Name: Angelica Perzan
Job Title: Sales Engineer
Company: maxon precision motors
Degrees: Bachelor of Science in Mechanical Engineering from Roger Williams University in Rhode Island
Talk about the culture at your company. What makes it inclusive or supportive of women? What do you enjoy about working there as an engineer?
I am fortunate that my employer is focused on the individual rather than his or her gender. maxon gives me and my male colleagues the same opportunities to be successful and to reach new heights in our careers. My direct supervisor consistently asks myself, as well as the others, what we need in order to reach our personal and career goals. His willingness to take the extra step of mentorship is a large factor of why I want to do well. If I do well, the company does well – I am confident that he believes this as well.
What first drew you to engineering? / When did you first know you wanted to be an engineer?
My father founded his own company when he came to this country from Poland in the early 1980s. I was raised in a home where your gender would never define your career path. I always enjoyed math, so my parents suggested I pursue engineering. After my first engineering course in high school, it just seemed like the logical choice. Additionally, I attended an all-girls high school where again I was surrounded by people who wanted to promote women.
Were there any influential engineers (women or men) who helped shaped your decision to become an engineer? If so, who and why?
My father was a large influence in my life. He was able to become a successful engineer in the US without knowing the language or having a penny to his name. The milestones in his life seemed that much greater because of his hurdles.
Talk about your leadership skills. What lessons have you learned?
The most important aspect of being a leader, is to understand when to take a step back. Taking a step back and collaborating with a team, may by definition make you a follower, but being a team player makes you the best type of leader.
In your opinion, what more can be done to promote greater participation of young women in engineering today?
Exposure is key. Historically, gender roles have been established at an early age – down to the color of children’s toys. Barbie was always a princess, never a mathematician. I believe the first step to getting more women involved in STEM fields is parent involvement. Expose your children to all their possibilities.
What career advice would you give to your younger self?
Don’t worry about “embarrassing” yourself.
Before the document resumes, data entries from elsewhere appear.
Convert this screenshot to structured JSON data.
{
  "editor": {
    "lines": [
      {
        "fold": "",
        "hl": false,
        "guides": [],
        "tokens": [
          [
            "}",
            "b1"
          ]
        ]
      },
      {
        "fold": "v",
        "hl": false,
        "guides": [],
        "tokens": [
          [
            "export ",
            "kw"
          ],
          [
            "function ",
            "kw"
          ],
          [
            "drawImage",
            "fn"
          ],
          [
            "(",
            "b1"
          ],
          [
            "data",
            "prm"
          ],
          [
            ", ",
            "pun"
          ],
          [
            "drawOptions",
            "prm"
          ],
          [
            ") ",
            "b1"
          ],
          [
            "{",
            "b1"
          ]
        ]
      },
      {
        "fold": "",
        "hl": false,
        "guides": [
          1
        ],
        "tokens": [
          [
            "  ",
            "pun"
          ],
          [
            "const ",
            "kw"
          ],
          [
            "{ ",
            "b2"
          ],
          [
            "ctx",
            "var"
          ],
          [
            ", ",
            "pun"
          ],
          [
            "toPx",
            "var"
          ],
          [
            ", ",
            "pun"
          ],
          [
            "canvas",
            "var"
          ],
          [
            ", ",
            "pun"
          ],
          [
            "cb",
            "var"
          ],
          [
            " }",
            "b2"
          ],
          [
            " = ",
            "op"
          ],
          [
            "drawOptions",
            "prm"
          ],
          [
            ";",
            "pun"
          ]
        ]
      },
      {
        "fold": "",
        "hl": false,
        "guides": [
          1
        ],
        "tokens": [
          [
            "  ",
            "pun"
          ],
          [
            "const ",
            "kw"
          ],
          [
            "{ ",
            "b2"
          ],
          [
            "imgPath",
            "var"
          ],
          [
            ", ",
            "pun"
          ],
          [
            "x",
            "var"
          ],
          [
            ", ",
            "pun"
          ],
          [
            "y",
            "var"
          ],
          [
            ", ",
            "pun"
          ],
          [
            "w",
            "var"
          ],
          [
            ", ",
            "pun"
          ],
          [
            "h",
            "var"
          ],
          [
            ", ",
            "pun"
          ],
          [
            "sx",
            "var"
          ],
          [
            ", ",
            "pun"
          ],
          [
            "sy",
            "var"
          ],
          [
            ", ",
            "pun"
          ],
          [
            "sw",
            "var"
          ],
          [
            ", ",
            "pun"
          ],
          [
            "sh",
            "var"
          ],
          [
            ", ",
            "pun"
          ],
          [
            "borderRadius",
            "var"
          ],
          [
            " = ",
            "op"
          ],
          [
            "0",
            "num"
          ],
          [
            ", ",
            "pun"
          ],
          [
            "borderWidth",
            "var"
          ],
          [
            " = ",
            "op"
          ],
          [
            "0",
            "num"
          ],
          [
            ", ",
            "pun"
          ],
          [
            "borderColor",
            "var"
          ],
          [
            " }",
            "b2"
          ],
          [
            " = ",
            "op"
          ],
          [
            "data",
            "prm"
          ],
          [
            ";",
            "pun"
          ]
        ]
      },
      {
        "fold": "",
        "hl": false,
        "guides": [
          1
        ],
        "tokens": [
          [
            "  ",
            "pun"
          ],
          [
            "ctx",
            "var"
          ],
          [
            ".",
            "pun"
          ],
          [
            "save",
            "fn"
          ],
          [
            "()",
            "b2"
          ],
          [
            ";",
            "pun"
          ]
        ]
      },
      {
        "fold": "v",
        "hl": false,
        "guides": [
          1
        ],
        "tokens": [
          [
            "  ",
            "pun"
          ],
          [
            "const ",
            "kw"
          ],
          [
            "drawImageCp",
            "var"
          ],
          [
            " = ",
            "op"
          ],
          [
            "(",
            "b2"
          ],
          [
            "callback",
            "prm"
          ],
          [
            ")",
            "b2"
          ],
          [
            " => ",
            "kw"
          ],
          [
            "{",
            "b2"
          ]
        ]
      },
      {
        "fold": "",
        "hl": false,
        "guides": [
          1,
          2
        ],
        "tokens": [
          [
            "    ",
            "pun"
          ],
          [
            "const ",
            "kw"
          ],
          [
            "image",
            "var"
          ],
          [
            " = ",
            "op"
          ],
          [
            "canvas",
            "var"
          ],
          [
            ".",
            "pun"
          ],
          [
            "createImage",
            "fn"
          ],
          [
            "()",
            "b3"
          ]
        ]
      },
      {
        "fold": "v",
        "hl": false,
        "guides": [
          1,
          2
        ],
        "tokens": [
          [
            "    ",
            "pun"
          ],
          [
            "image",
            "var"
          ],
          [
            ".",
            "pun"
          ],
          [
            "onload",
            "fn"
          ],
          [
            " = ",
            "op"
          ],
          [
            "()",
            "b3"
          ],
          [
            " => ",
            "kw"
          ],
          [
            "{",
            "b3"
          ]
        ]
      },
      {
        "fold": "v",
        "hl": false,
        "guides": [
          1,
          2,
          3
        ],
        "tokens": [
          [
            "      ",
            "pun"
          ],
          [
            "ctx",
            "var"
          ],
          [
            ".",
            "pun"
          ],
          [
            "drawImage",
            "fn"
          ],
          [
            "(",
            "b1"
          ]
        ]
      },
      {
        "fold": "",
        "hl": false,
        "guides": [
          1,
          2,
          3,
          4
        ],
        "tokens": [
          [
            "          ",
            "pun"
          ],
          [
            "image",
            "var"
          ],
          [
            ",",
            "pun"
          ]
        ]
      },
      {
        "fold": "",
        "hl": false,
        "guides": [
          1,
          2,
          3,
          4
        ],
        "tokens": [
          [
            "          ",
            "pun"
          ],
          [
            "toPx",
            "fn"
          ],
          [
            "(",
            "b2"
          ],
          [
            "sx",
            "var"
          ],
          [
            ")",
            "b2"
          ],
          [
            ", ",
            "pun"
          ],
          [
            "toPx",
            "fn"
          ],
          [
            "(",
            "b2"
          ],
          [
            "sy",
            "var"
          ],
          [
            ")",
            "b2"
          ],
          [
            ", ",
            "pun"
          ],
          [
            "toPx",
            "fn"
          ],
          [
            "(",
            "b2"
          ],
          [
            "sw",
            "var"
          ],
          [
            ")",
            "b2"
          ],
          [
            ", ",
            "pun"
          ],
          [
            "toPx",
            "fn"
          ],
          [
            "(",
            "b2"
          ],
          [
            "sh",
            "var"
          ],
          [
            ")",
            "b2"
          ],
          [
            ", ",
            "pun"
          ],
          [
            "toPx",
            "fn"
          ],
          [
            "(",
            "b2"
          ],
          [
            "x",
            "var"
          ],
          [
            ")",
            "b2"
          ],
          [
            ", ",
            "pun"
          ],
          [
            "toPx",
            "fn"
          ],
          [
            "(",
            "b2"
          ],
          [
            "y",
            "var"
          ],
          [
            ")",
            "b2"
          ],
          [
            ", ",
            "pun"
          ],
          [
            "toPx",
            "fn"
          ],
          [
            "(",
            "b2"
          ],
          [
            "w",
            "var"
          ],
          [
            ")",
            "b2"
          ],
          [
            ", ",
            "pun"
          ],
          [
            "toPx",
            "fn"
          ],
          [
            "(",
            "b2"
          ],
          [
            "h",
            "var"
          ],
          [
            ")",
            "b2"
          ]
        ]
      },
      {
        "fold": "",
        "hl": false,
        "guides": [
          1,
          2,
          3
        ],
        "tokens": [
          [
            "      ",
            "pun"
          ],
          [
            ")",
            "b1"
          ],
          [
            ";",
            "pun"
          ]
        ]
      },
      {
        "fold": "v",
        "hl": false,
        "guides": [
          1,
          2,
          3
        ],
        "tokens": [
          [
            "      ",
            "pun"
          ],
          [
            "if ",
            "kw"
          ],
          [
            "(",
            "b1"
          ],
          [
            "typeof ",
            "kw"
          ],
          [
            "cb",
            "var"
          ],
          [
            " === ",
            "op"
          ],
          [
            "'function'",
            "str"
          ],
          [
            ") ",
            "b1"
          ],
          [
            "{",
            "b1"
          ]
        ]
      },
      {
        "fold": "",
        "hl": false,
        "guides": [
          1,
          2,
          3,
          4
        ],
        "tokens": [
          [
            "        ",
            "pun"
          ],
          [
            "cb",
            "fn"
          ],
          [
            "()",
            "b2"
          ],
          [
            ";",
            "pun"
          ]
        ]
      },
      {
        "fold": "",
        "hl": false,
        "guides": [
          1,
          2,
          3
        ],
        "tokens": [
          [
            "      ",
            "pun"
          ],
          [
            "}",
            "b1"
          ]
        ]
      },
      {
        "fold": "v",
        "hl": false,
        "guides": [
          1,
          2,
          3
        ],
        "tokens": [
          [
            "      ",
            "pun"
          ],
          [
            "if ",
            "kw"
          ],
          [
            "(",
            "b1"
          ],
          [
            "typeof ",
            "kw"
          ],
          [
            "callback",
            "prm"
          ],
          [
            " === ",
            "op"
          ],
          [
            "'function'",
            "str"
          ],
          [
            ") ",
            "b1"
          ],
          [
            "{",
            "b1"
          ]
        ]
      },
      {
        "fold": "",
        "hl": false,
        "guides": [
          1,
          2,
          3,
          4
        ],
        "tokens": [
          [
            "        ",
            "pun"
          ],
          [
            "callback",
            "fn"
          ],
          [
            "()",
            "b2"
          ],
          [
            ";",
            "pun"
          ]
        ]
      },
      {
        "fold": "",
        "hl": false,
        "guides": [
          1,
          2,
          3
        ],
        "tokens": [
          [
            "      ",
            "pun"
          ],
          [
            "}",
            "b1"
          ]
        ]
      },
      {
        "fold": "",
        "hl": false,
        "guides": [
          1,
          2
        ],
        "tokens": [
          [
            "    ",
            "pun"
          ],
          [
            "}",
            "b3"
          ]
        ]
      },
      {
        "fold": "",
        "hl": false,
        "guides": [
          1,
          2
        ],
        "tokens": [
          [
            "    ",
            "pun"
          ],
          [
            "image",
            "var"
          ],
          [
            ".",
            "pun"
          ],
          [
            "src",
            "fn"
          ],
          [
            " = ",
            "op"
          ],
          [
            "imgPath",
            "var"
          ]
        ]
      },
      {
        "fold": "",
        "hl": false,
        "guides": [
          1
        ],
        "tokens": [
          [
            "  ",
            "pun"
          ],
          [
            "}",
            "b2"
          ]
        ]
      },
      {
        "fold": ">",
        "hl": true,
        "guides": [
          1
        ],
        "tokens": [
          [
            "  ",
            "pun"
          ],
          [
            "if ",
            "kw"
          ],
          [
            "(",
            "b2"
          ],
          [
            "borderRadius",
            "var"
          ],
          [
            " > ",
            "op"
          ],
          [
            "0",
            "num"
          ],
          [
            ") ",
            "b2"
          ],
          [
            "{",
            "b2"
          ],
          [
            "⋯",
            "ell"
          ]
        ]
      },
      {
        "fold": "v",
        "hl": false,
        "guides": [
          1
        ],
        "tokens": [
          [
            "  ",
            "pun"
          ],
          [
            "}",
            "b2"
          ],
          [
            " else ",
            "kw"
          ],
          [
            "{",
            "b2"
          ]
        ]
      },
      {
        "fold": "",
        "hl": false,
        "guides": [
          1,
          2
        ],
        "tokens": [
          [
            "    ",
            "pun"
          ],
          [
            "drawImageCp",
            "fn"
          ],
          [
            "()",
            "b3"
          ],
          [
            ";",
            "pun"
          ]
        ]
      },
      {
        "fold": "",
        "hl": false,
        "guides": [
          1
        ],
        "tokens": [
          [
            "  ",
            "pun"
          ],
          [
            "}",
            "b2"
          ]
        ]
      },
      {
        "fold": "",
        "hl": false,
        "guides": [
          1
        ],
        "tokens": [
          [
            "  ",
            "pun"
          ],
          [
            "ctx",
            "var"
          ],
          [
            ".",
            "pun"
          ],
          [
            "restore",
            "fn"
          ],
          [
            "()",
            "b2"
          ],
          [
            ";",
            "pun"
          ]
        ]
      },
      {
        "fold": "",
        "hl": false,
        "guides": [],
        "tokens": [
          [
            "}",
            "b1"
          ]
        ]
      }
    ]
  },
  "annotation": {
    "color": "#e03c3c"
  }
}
Take a risk, ask the questions that pop into your mind, don’t let other people’s judgements hinder your growth.
[A condensed version of this sponsored profile appears in the November “Women in Engineering” issue of Design World.]